Required work:
Without copying the images, write out all the entries below verbatim.

App and web page records

━━━━━━━━━━━━━━━━━━━━━━━━━━━━━━

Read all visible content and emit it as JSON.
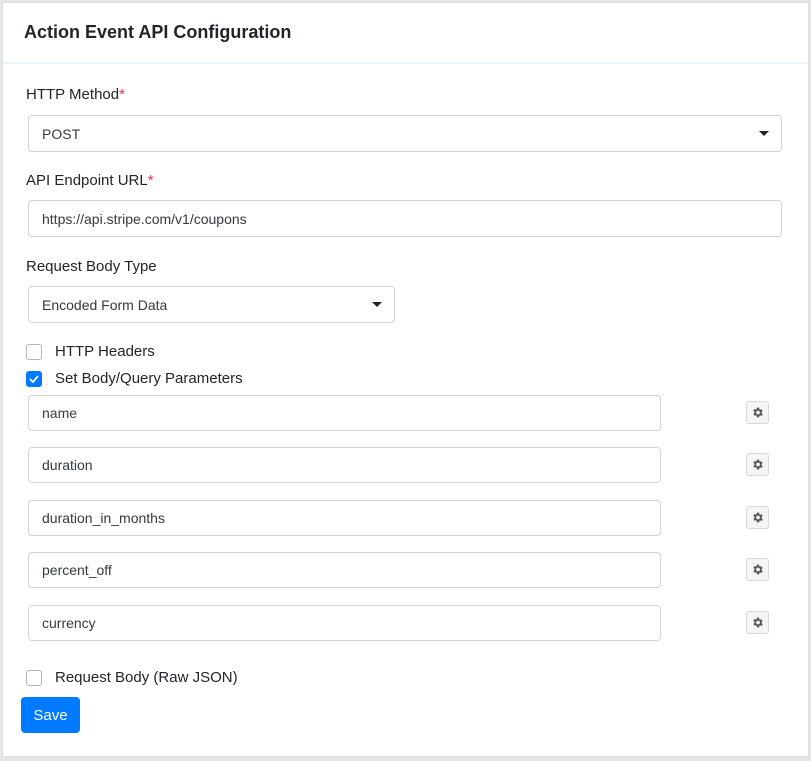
{
  "header": {
    "title": "Action Event API Configuration"
  },
  "http_method": {
    "label": "HTTP Method",
    "required_mark": "*",
    "value": "POST"
  },
  "endpoint": {
    "label": "API Endpoint URL",
    "required_mark": "*",
    "value": "https://api.stripe.com/v1/coupons"
  },
  "body_type": {
    "label": "Request Body Type",
    "value": "Encoded Form Data"
  },
  "options": {
    "http_headers": {
      "label": "HTTP Headers",
      "checked": false
    },
    "set_body_params": {
      "label": "Set Body/Query Parameters",
      "checked": true
    },
    "raw_json": {
      "label": "Request Body (Raw JSON)",
      "checked": false
    }
  },
  "params": [
    {
      "value": "name"
    },
    {
      "value": "duration"
    },
    {
      "value": "duration_in_months"
    },
    {
      "value": "percent_off"
    },
    {
      "value": "currency"
    }
  ],
  "actions": {
    "save_label": "Save"
  },
  "colors": {
    "accent": "#007bff",
    "required": "#dc3545"
  }
}
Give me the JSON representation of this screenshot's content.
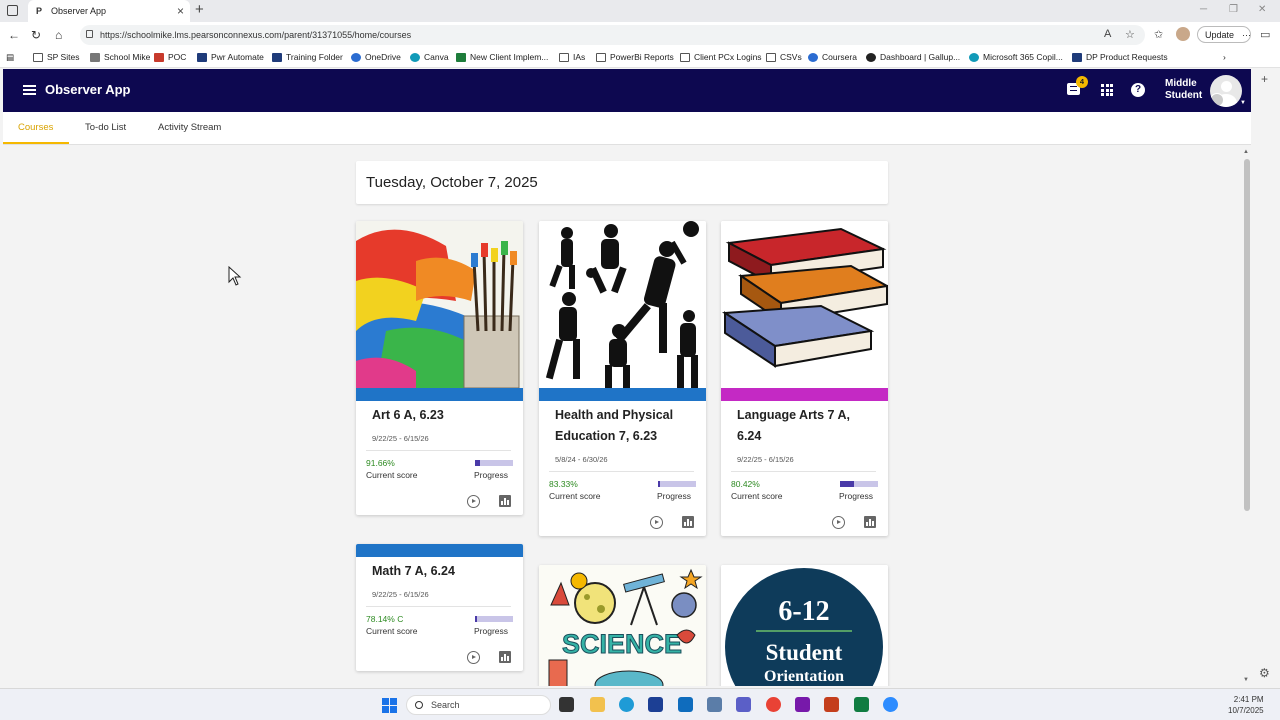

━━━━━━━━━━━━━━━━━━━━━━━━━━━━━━

Answer to this task:
Read all visible content and emit it as JSON.
{
  "header": {
    "title": "Action Event API Configuration"
  },
  "http_method": {
    "label": "HTTP Method",
    "required_mark": "*",
    "value": "POST"
  },
  "endpoint": {
    "label": "API Endpoint URL",
    "required_mark": "*",
    "value": "https://api.stripe.com/v1/coupons"
  },
  "body_type": {
    "label": "Request Body Type",
    "value": "Encoded Form Data"
  },
  "options": {
    "http_headers": {
      "label": "HTTP Headers",
      "checked": false
    },
    "set_body_params": {
      "label": "Set Body/Query Parameters",
      "checked": true
    },
    "raw_json": {
      "label": "Request Body (Raw JSON)",
      "checked": false
    }
  },
  "params": [
    {
      "value": "name"
    },
    {
      "value": "duration"
    },
    {
      "value": "duration_in_months"
    },
    {
      "value": "percent_off"
    },
    {
      "value": "currency"
    }
  ],
  "actions": {
    "save_label": "Save"
  },
  "colors": {
    "accent": "#007bff",
    "required": "#dc3545"
  }
}
Give me the JSON representation of this screenshot's content.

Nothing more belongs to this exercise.